I want to inherit that house so I can fix that shit.

Anonymous said...

I have some kind of laminate now--either Formica or a knockoff. It's been 42 years, and no stains yet. And it's white.

Cyn said...

My parents had it until a couple of years ago and they loved it - It really didn't look that bad in hindsight.

Ina Garten's old kitchen, pre-barn, had formica on her countertops (not on the island) and extolled her love of them in HB magazine and her cookbooks for those who cared to listen - Not that that means anything significant, just mentioning it.

Lisa said...

The problem isn't formica. The problem is that every single wall that used to separate the kitchen from the living room has been torn down. Formica was never intended to be decor.

Susan said...

The stuff with the metal edge was linoleum. Formica was in existence in the early 1950s and was just about all that was available until Corian came along in the late 1970s or early 80s. Sure, some had wood countertops, but they were not common.

Formica was actually a good surface. Stone is a relatively recent thing for kitchens.

Anonymous said...

Decorno - I'd like to see the kitchens of your formica loving commenters. Just to see that it really can be done well. otherwise, I call BS.

can we have a contest for the best formica counters in kitchens?

Decorno said...

Anon 3:54... you mention paperstone. What is that?

I think the kitchen in the photo is really homely. And the souless look the formica imparts (in the context of the rest of the kitchen) is a bummer. But it's not that marble is the answer. Maybe I just don't know what other materials are out there today that are both handsome and affordable? Maybe I will post just about that and gather up recommendations.

Kevin said...

I don't mind formica if it is done tastefully. A garish pink granite would not improve this kitchen.

Anonymous said...

"Decorno - I'd like to see the kitchens of your formica loving commenters. Just to see that it really can be done well. otherwise, I call BS."

You missed the point, Anon 6:42 pm. We never said it looked glamorous and magazine-y. We said it worked, it was easy to care for, and it didn't give us a moment's trouble. That's not something you capture in a snapshot.

pve design said...

Alright, you asked for formica.
pve

Anonymous said...

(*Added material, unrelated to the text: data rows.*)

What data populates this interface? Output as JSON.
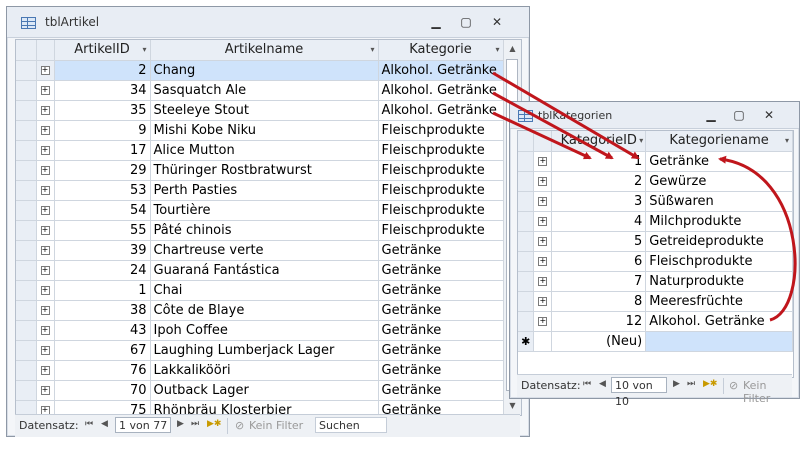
{
  "articles_window": {
    "title": "tblArtikel",
    "columns": [
      "ArtikelID",
      "Artikelname",
      "Kategorie"
    ],
    "rows": [
      {
        "id": "2",
        "name": "Chang",
        "category": "Alkohol. Getränke"
      },
      {
        "id": "34",
        "name": "Sasquatch Ale",
        "category": "Alkohol. Getränke"
      },
      {
        "id": "35",
        "name": "Steeleye Stout",
        "category": "Alkohol. Getränke"
      },
      {
        "id": "9",
        "name": "Mishi Kobe Niku",
        "category": "Fleischprodukte"
      },
      {
        "id": "17",
        "name": "Alice Mutton",
        "category": "Fleischprodukte"
      },
      {
        "id": "29",
        "name": "Thüringer Rostbratwurst",
        "category": "Fleischprodukte"
      },
      {
        "id": "53",
        "name": "Perth Pasties",
        "category": "Fleischprodukte"
      },
      {
        "id": "54",
        "name": "Tourtière",
        "category": "Fleischprodukte"
      },
      {
        "id": "55",
        "name": "Pâté chinois",
        "category": "Fleischprodukte"
      },
      {
        "id": "39",
        "name": "Chartreuse verte",
        "category": "Getränke"
      },
      {
        "id": "24",
        "name": "Guaraná Fantástica",
        "category": "Getränke"
      },
      {
        "id": "1",
        "name": "Chai",
        "category": "Getränke"
      },
      {
        "id": "38",
        "name": "Côte de Blaye",
        "category": "Getränke"
      },
      {
        "id": "43",
        "name": "Ipoh Coffee",
        "category": "Getränke"
      },
      {
        "id": "67",
        "name": "Laughing Lumberjack Lager",
        "category": "Getränke"
      },
      {
        "id": "76",
        "name": "Lakkalikööri",
        "category": "Getränke"
      },
      {
        "id": "70",
        "name": "Outback Lager",
        "category": "Getränke"
      },
      {
        "id": "75",
        "name": "Rhönbräu Klosterbier",
        "category": "Getränke"
      }
    ],
    "nav": {
      "label": "Datensatz:",
      "position": "1 von 77",
      "filter": "Kein Filter",
      "search": "Suchen"
    }
  },
  "categories_window": {
    "title": "tblKategorien",
    "columns": [
      "KategorieID",
      "Kategoriename"
    ],
    "rows": [
      {
        "id": "1",
        "name": "Getränke"
      },
      {
        "id": "2",
        "name": "Gewürze"
      },
      {
        "id": "3",
        "name": "Süßwaren"
      },
      {
        "id": "4",
        "name": "Milchprodukte"
      },
      {
        "id": "5",
        "name": "Getreideprodukte"
      },
      {
        "id": "6",
        "name": "Fleischprodukte"
      },
      {
        "id": "7",
        "name": "Naturprodukte"
      },
      {
        "id": "8",
        "name": "Meeresfrüchte"
      },
      {
        "id": "12",
        "name": "Alkohol. Getränke"
      }
    ],
    "new_row": "(Neu)",
    "new_marker": "✱",
    "nav": {
      "label": "Datensatz:",
      "position": "10 von 10",
      "filter": "Kein Filter"
    }
  },
  "icons": {
    "first": "first-record-icon",
    "prev": "prev-record-icon",
    "next": "next-record-icon",
    "last": "last-record-icon",
    "new": "new-record-icon",
    "filter": "filter-icon"
  },
  "colors": {
    "arrow": "#c0161c",
    "selected_row": "#cfe3fb"
  }
}
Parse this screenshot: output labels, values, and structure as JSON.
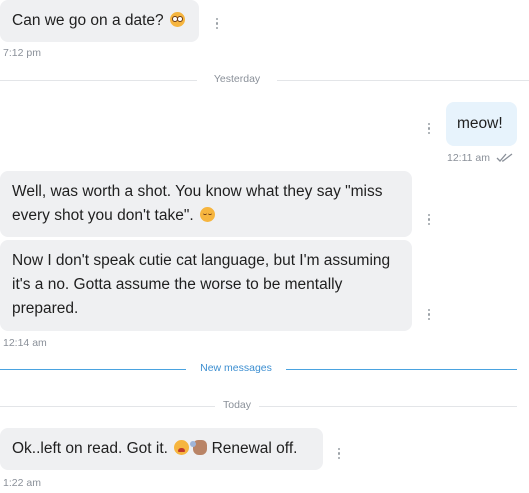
{
  "messages": [
    {
      "text": "Can we go on a date?",
      "emoji": "flushed-face"
    },
    {
      "text": "meow!"
    },
    {
      "text": "Well, was worth a shot. You know what they say \"miss every shot you don't take\".",
      "emoji": "relieved-face"
    },
    {
      "text_lines": [
        "Now I don't speak cutie cat language, but I'm assuming",
        "it's a no. Gotta assume the worse to be mentally",
        "prepared."
      ]
    },
    {
      "text_before": "Ok..left on read. Got it.",
      "emojis": [
        "weary-face",
        "waving-hand"
      ],
      "text_after": "Renewal off."
    }
  ],
  "timestamps": {
    "t1": "7:12 pm",
    "t2": "12:11 am",
    "t3": "12:14 am",
    "t4": "1:22 am"
  },
  "dividers": {
    "yesterday": "Yesterday",
    "new_messages": "New messages",
    "today": "Today"
  },
  "colors": {
    "incoming_bubble": "#eff0f2",
    "outgoing_bubble": "#e7f3fc",
    "new_messages_accent": "#4aa3e0"
  },
  "icons": {
    "more_options": "vertical-dots-icon",
    "read_receipt": "double-check-icon"
  }
}
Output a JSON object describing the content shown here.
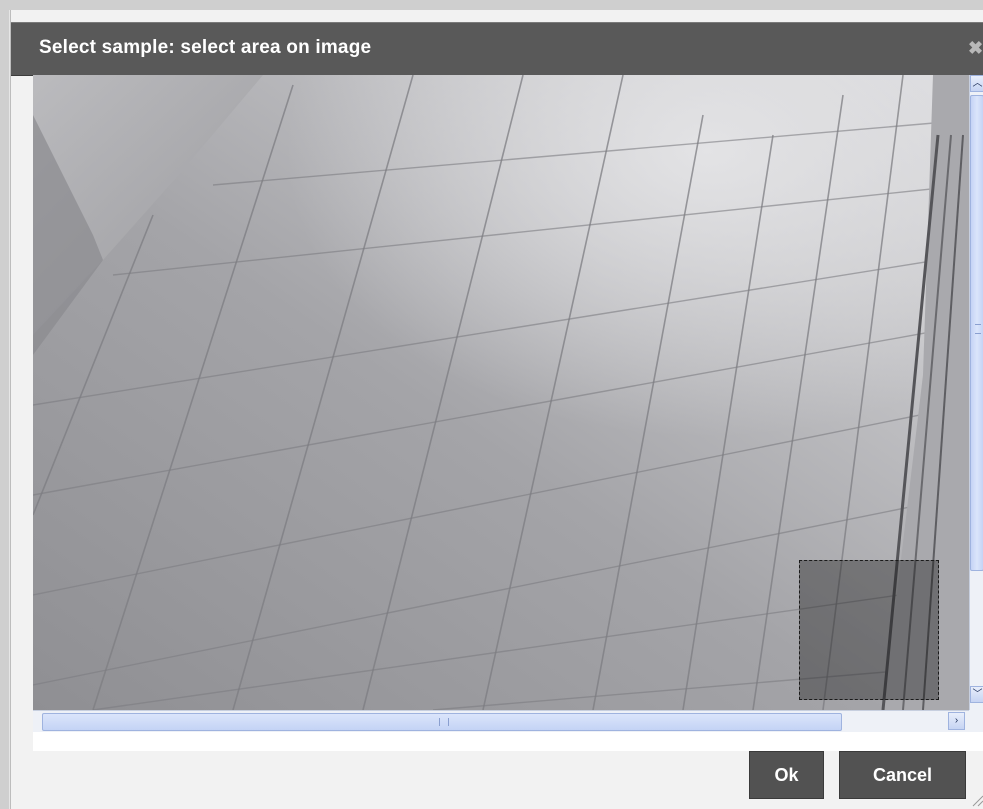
{
  "dialog": {
    "title": "Select sample: select area on image",
    "close_icon": "close-icon"
  },
  "viewer": {
    "image_alt": "grayscale camera view of a tiled floor",
    "selection": "sample-selection-rectangle"
  },
  "scrollbars": {
    "vertical": {
      "up_icon": "chevron-up-icon",
      "down_icon": "chevron-down-icon"
    },
    "horizontal": {
      "left_icon": "chevron-left-icon",
      "right_icon": "chevron-right-icon"
    }
  },
  "buttons": {
    "ok_label": "Ok",
    "cancel_label": "Cancel"
  },
  "colors": {
    "titlebar": "#595959",
    "button_bg": "#525252",
    "scrollbar_accent": "#c4d3f5"
  }
}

i design kitchens for a living and i have to say i love formica. here's why: many beautiful stone countertops like limestone and marble are too much maintanence for regular people. same with wood. also when it comes to budget stone can really blow. in the end stone is kind of wasteful energy wise due to the quarrying, shipping and fabrication. formica is so forgiving to abuse and it comes in so many colors and patterns. when it has a layered wood edge like eames stuff or even the cheap ikea countertops it is quite cool. think also alvar aalto. i've done it all: soapstone, quartz, granite, caesarstone, concrete, slumped glass, butcher block, stainless steel, tile...but i think formica is still great-people will use their kitchens more and their savings means they can get an awesome light fixture or just nice food.

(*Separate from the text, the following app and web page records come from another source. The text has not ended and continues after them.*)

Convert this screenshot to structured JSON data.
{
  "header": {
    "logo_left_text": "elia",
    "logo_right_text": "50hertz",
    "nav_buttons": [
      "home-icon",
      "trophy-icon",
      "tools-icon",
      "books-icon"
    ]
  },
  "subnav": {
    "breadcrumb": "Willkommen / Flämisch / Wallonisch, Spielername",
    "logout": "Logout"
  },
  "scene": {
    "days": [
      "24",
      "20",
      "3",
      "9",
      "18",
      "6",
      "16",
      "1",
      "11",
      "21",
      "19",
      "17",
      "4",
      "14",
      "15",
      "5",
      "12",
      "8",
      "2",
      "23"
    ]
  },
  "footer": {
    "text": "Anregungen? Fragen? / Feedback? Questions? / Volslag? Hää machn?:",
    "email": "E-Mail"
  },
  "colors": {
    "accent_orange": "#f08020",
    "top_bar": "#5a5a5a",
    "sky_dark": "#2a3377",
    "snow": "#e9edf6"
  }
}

laura said...

I grew up in the 60s with charcoal boomerang Formica in the kitchen and I love that stuff. My dad made a coffee table out of the piece that was cut out for the double sink, and I still have the table.

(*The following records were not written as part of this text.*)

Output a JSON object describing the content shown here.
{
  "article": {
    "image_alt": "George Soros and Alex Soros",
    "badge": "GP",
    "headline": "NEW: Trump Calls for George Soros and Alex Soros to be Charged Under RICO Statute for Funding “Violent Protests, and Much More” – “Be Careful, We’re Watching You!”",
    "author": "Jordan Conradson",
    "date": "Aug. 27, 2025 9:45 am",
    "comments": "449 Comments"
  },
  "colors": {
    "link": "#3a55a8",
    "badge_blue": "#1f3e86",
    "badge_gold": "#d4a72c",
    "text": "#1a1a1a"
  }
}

That kitchen, however, looks like a veterinary surgery.

je dois said...

I think Formica was for building new in the 70s when money was expensive. This is opposed to building new in the 2000s when money was cheap and design shows and blogs shamed you into granite or marble. But then again, this was when middle class was happy to be middle class, not trying to convince everybody of their fabulousness.

Anonymous said...

We just rebuilt the 4,000 sq ft home we lost in a fire 2 years ago. In the kitchen we have soapstone countertops but in the pantry and laundry we have formica. No metal edges-nice squared off ones and I had a terrible time selecting the color for the formica - there must now be 500 choices!

Anonymous said...

"...this was when middle class was happy to be middle class, not trying to convince everybody of their fabulousness."

Damn that uppity middle class.